I have said that the American system of government is based on balancing the rights of the individual and the rights of the People at large. YOU have continually misrepresented what I've said to fit your own argument. YOU are being utterly dishonest.
You believe in "absolute property rights." As such YOU would support slavery and Jim Crow, which both depended on the sanctity of "property." Your continuing assertion that I am doing that or would believe that or "would have had done so" is just ludicrous.
You think that if you continually restate the arguments of others and ignore the facts they present and misrepresent your own position long enough that the other party in the discussion will just give up. To say that your style is disingenuous in terms of real debate or even polite discussion would be the understatement of 2014 so far.
I have stated continuously the same basic principle throughout: here it is again for your reference. The American system of government and jurisprudence was conceived as a balance between the will (and rights) of the individual and the will (and rights of) the People, the body politic, the essential collective quality of all American citizens considered as a Whole, E Pluribus Unum, ETC ETC ETC.
Your constant and rabid denials of the facts, the pathetic sophomoric "debate" tactics you use, belie your true intent.
Keep repeating your misguided opinions about what I say, mean, think, believe, and say repeatedly. I will keep correcting you.
Who served whom in who's restaurant was a minor part of Jim Crow.
I'm sure that IS minor to you, because you believe that owners of restaurants, trains, inns, theaters, buses, etc. should be able to do whatever they wanted however they wanted because, after all, the property is THEIRS and they have ULTIMATE RIGHTS.
The STATE AND LOCAL GOVERNMENTS in the South under the pretense of States Rights (Amendment X) are the source of "preventing African Americans from participating in the electoral process, voting, owning businesses (you know, those very businesses you want the government to control) [LIE -G66], owning property (you know, the very stuff you disregard--blacks wanted to own that and decide what to do with that and aspired to have it but the law kept them from doing that) [ANOTHER LIE -G66]."
I will always agree that without a strong central government that the States will dissolve into tiny satrapies where the worst examples of the human condition ... greed, hatred, discrimination, lynching and such will prevail. The FEDERAL Government put The Civil Rights Act of 1875 in place to try to avoid the next 82 years of Jim Crow segregation, but of course, that was ignored by those that believe that they are a law unto themselves, that they can do whatever they want on THEIR PROPERTY.
Stop with the endless cavalcade of strawmen and fallacious arguments. If you want to state what I have said or what I believe or what I think then QUOTE WHAT I HAVE WRITTEN in your posts.
Your style is quite obvious and you're merely blowing a peculiarly noxious brand of hot air.
I want to request that you have some basic dignity and stop the foolishness.
not only incorrect but asinine.

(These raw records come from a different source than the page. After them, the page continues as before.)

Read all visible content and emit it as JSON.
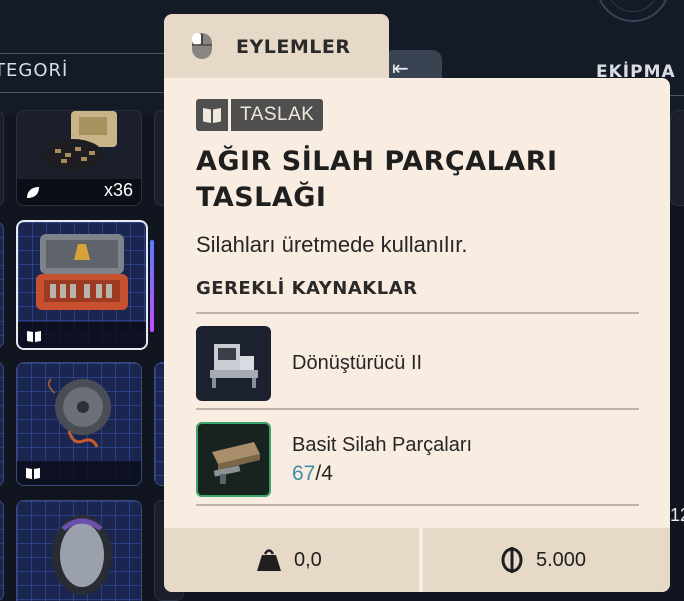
{
  "background": {
    "category_label": "TEGORİ",
    "equipment_label": "EKİPMA",
    "edge_count": "12",
    "slots": [
      {
        "count": "x36"
      }
    ]
  },
  "actions": {
    "label": "EYLEMLER"
  },
  "item": {
    "tag": "TASLAK",
    "title": "AĞIR SİLAH PARÇALARI TASLAĞI",
    "description": "Silahları üretmede kullanılır.",
    "requirements_heading": "GEREKLİ KAYNAKLAR",
    "resources": [
      {
        "name": "Dönüştürücü II",
        "icon": "workbench-icon"
      },
      {
        "name": "Basit Silah Parçaları",
        "have": "67",
        "separator": "/",
        "need": "4",
        "icon": "weapon-parts-icon"
      }
    ],
    "weight": "0,0",
    "price": "5.000"
  },
  "colors": {
    "card_bg": "#f8ede0",
    "tab_bg": "#e6d9c7",
    "tag_bg": "#4f4f4f",
    "have_count": "#3f8fa6",
    "resource_border": "#3aa36a"
  }
}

Are you certain that it is ME that needs the history lesson?
Well, as you don't seem to understand the difference between the Constitution and the Declaration, I think I'll take my historical advice elsewhere, if you don't mind.
Your sentences barely make sense.
is asinine in the extreme,
Then I would say to the "posting persona" that you're presenting, that's living in fantasy land that has never existed outside a Ayn Rand novel
Mindlessly chanting the buzzwords common to the right-wing media only points, in my opinion, to a lack of original thought.